I am feed very well. My host family says they want to send me home fat. For breakfast I have eggs with a green pepper and tomato, fried potatoes, bread, fruit, and fresh milk with Milo. For lunch and dinner you have a starch, which is either nsima, fried potatoes, or rice, a meat (chicken, eggs, fish, or beef), and vegetables (cabbage, rape, carrots, tomatoes, green pepper). To drink, there is water, tea, pop, or milk.

First Couple Days

So far…
After only two and half days in Malawi we have danced and sang with a community choir, eaten nsime on the floor, ridden in a minibus, Ross got hit by a car (nicked by the side mirror) and Preston fell in a sewer (deep ditches on the sides of the road). We have bartered in the markets, seen ten live chickens transported hanging upside down on the handles of a bike, washed our clothes by hand, drank the local beer, and started to learn Chichewa.

Arriving in Malawi

Muli Bwanji?

This is the first thing you say to anyone in Malawi. It translates to “how are you”, and is the standard greeting. The past few days in Malawi have been amazing. I am definitely in the honey moon stage of travel; the period of time where everything is new and exciting.

It was a very long trip here, flying over 3 continents, an ocean, and a sea. I left Toronto Sunday night and arrived in Malawi on Tuesday morning. I was excited to collect my baggage get to the hostel. My bag, however, decided stay a little longer in South Africa. This was something no one seemed too surprised about. It really wasn’t a big deal; the worst of it was wearing the same clothes for almost five days.

Sunday, May 6, 2007

Take off

After five months of preparation the departure day has finally arrived. This past week has been such a learning and growing experience for me. I've been forced to think about a lot of important development related issues and question my personal and cultural values and assumptions. I have made some amazing friends, which I will be sad to part with once we have arrived in Malawi.

Our bags are packed and we are ready to start on our journey. We first fly to London, England over night, have a ten hour lay over, then continue to Johannesburg, South Africa, where we board the final plane to Lilongwe, Malawi.

Friday, May 4, 2007

Photos from Pre-departure training

Study break - handstands on UofT campus

Training - Drawing our self portrait

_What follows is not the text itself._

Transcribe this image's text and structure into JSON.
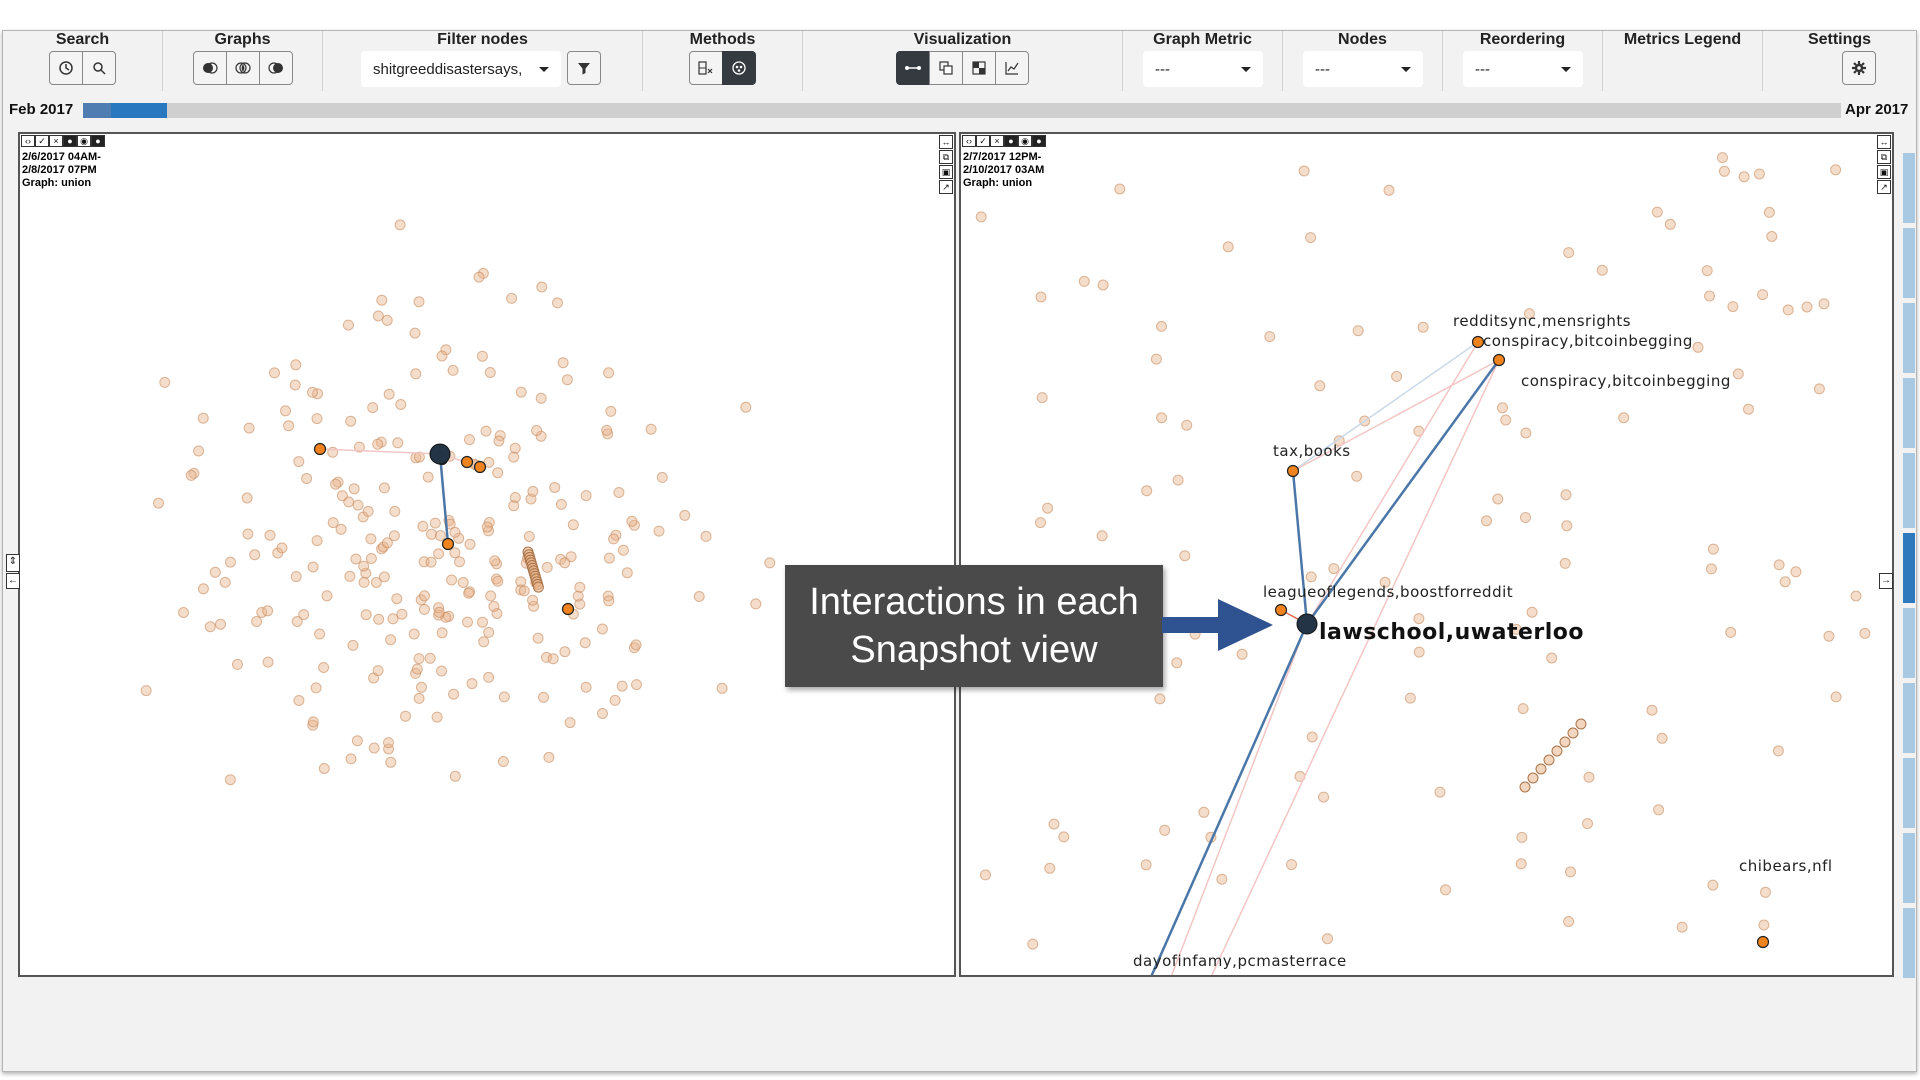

The first night in the house, where all 27 of us live for training

Morning walk to training sessions

Team Malawi 2007

Team Malawi 2007
The Malawi team meets for the first time in Calgary during the EWB National Conference